**PROBLEM:**
Among the lines of the data, copy those that hold "into".

Saved data entries:
Segment Open
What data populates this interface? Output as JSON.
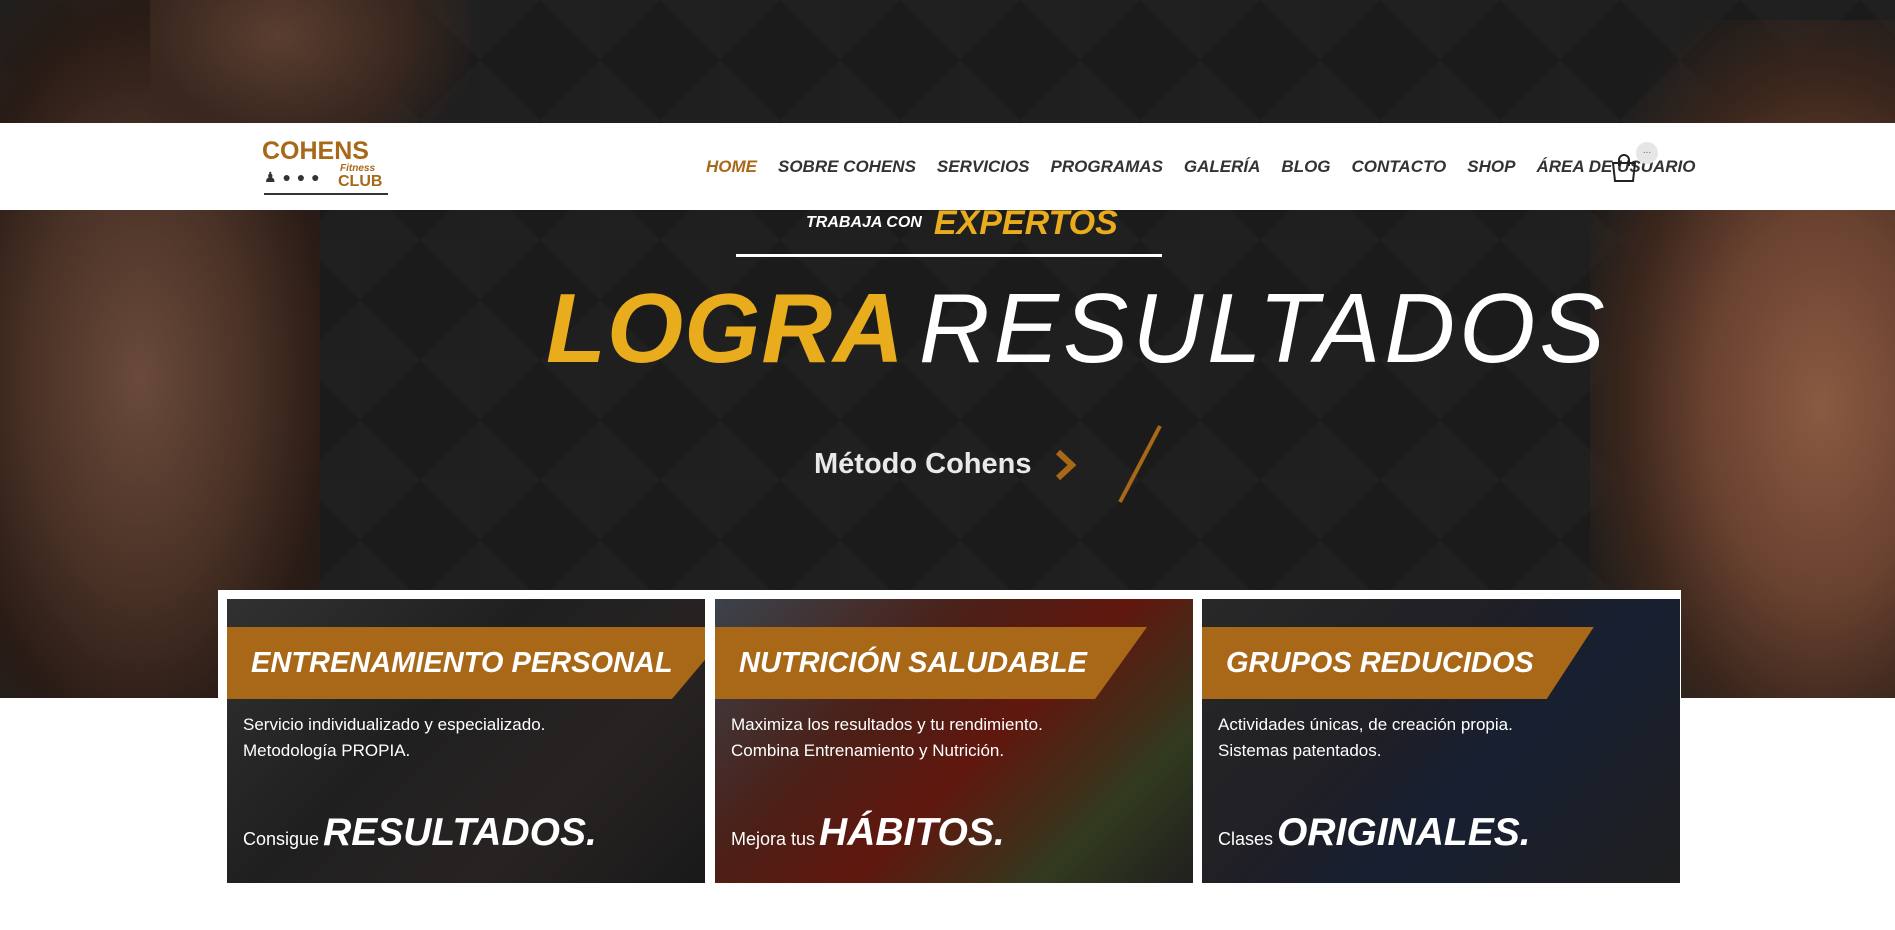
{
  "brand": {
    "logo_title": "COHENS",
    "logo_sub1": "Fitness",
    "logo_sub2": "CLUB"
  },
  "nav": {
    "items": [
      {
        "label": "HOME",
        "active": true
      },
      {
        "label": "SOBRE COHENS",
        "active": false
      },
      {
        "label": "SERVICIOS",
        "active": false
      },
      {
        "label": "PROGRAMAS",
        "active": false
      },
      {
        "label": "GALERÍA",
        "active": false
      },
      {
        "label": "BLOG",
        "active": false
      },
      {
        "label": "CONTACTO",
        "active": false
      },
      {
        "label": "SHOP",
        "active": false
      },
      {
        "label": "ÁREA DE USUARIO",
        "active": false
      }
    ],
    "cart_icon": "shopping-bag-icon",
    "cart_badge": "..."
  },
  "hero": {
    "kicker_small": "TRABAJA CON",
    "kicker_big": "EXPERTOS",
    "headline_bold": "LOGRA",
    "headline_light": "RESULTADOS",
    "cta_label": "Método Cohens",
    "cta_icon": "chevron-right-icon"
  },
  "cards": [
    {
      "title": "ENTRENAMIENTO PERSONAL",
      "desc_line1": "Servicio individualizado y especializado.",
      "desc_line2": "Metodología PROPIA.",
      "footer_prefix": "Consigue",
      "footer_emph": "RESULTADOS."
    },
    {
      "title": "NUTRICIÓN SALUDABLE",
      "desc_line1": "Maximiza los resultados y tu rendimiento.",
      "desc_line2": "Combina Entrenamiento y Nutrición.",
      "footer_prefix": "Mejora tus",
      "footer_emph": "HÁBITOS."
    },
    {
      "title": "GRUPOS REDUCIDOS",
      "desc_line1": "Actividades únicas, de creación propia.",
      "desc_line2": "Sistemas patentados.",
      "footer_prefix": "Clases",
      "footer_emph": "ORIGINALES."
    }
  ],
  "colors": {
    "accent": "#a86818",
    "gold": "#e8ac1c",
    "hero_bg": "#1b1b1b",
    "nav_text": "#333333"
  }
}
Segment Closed
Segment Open
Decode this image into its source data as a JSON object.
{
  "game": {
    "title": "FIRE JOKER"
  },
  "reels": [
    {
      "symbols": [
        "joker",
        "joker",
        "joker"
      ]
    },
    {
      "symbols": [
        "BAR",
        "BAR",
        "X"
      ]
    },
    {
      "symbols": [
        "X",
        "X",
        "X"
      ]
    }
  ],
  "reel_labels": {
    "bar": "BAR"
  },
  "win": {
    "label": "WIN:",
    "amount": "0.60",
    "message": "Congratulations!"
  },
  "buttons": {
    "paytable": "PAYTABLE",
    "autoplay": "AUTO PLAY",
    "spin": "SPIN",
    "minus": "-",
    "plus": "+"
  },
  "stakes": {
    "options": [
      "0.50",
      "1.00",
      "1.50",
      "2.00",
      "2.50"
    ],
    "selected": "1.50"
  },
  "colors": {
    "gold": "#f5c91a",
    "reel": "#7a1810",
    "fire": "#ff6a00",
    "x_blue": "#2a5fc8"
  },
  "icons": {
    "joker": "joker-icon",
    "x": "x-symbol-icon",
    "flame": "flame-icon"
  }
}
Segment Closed
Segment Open
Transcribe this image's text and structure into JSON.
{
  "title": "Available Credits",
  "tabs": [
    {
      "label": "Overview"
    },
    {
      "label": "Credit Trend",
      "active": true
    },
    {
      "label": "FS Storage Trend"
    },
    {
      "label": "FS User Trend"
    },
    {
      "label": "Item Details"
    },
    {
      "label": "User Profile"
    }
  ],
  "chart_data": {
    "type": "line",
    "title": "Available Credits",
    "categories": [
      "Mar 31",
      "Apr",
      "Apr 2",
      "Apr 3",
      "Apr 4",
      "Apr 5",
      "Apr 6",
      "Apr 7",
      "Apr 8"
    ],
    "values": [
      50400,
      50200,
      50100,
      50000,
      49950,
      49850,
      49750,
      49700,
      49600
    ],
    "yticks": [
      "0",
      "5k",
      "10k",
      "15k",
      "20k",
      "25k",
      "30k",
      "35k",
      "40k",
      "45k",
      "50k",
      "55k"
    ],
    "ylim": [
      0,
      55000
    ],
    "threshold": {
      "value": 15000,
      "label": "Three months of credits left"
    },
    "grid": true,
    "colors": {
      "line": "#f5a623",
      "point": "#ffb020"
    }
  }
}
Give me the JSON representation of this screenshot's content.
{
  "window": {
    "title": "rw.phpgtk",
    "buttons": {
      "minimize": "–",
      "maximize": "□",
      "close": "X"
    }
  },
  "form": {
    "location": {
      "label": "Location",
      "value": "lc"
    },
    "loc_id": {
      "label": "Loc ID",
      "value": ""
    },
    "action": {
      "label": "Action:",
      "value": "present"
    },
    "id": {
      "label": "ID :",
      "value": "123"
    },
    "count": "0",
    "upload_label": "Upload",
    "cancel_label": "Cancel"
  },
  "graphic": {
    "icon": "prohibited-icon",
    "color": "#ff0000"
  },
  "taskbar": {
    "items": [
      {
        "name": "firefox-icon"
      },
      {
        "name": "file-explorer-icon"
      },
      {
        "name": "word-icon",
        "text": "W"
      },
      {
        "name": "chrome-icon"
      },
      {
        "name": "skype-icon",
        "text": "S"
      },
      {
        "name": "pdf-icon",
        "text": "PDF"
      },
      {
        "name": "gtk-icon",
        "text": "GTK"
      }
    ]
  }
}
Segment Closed
**SOLUTION TO THIS EXERCISE:**
Decode this image into its source data as a JSON object.
Transcribe this image's text and structure into JSON.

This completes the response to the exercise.